Reyna Almanza and her son strolled into the Progreso, Texas, school board election in 2009 just like 1,100 of their neighbors, cast their ballots and left. But hours later Almanza took her son back to the polls, where he used his incarcerated brother's name to vote a second time, breaking election laws and landing both mother and son in court.
It is that kind of voter fraud that Texas' voter ID law, which was struck down in federal court last month, and similar laws passed in eight states over the past two years were written to prevent. But voter impersonation cases like Almanza's, who is serving 5 years of probation for illegal voting, are the exception, not the norm.
Over the past decade Texas has convicted 51 people of voter fraud, according the state's Attorney General Greg Abbott. Only four of those cases were for voter impersonation, the only type of voter fraud that voter ID laws prevent.
Nationwide that rate of voter impersonation is even lower.
Out of the 197 million votes cast for federal candidates between 2002 and 2005, only 40 voters were indicted for voter fraud, according to a Department of Justice study outlined during a 2006 Congressional hearing. Only 26 of those cases, or about .00000013 percent of the votes cast, resulted in convictions or guilty pleas.
But the push for voter ID laws is not all about preventing fraud, said Pennsylvania state Rep. Daryl Metcalfe, who sponsored his state's voter ID law.
"The driving factor is common sense," Metcalfe told ABC News. "It only makes sense that when you show up to vote, to exercise that very important right and responsibility, that you prove you are who you claim."

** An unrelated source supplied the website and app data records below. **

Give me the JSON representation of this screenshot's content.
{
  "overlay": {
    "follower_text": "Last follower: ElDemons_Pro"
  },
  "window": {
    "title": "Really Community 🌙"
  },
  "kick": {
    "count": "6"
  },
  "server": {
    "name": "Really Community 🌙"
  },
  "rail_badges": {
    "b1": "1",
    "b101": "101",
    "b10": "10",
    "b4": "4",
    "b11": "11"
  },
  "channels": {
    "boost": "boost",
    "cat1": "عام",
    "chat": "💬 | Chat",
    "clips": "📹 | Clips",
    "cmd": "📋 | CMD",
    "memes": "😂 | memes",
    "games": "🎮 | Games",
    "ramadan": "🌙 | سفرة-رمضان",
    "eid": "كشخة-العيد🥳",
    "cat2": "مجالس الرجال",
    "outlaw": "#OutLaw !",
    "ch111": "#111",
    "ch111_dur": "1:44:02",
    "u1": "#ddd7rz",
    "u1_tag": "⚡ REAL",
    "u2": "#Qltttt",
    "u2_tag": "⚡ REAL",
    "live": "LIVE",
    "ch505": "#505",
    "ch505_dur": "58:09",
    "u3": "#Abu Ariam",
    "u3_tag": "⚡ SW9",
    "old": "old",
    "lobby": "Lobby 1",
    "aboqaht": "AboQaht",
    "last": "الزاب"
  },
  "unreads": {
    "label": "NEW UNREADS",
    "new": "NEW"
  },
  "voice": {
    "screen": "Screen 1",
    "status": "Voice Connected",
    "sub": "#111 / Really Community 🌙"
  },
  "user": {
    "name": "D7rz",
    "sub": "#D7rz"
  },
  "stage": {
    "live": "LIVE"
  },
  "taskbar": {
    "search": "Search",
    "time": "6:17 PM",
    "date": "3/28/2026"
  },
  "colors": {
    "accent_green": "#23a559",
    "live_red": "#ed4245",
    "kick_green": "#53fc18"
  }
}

Metcalfe said the number of voter fraud cases that are prosecuted are only a sliver of the fraud taking place because there is no system in place to detect fraud. His voter ID law aims to do just that.
But opponents of the law claim that it is trying to solve a nonexistent problem.
"The point here is that people just don't do that," Lorraine Minnite, an associate professor of public policy at Rutgers University-Camden, said of committing voter fraud. "It just doesn't make sense."
Minnite said there is little to no motivation for voters to attempt to impersonate someone else at the polls or for non-citizens to try and cast a ballot, a right reserved only for citizens. The price for that one vote is up to 5 years in prison and a fine of up to $10,000 for citizens and could mean deportation for immigrants.
That's exactly what happened to Usman Ali, a Pakistani immigrant who had lived in the United States as a permanent resident for 20 years. Ali checked the "yes" box to register to vote while applying for a driver's license in Florida.
Although he never tried to vote, Ali was deported back to Pakistan for allegedly committing voter fraud.
"What are the costs for non-citizens to cast ballots and what are the benefits? It doesn't add up," said Minnite, who testified against Pennsylvania's voter ID law. "The costs are very high and the benefits are practically non-existent."
Tracy Campbell, a history professor at the University of Kentucky who studies voter fraud in past elections, said contemporary voter ID laws are trying to solve a problem that hasn't existed in over a century.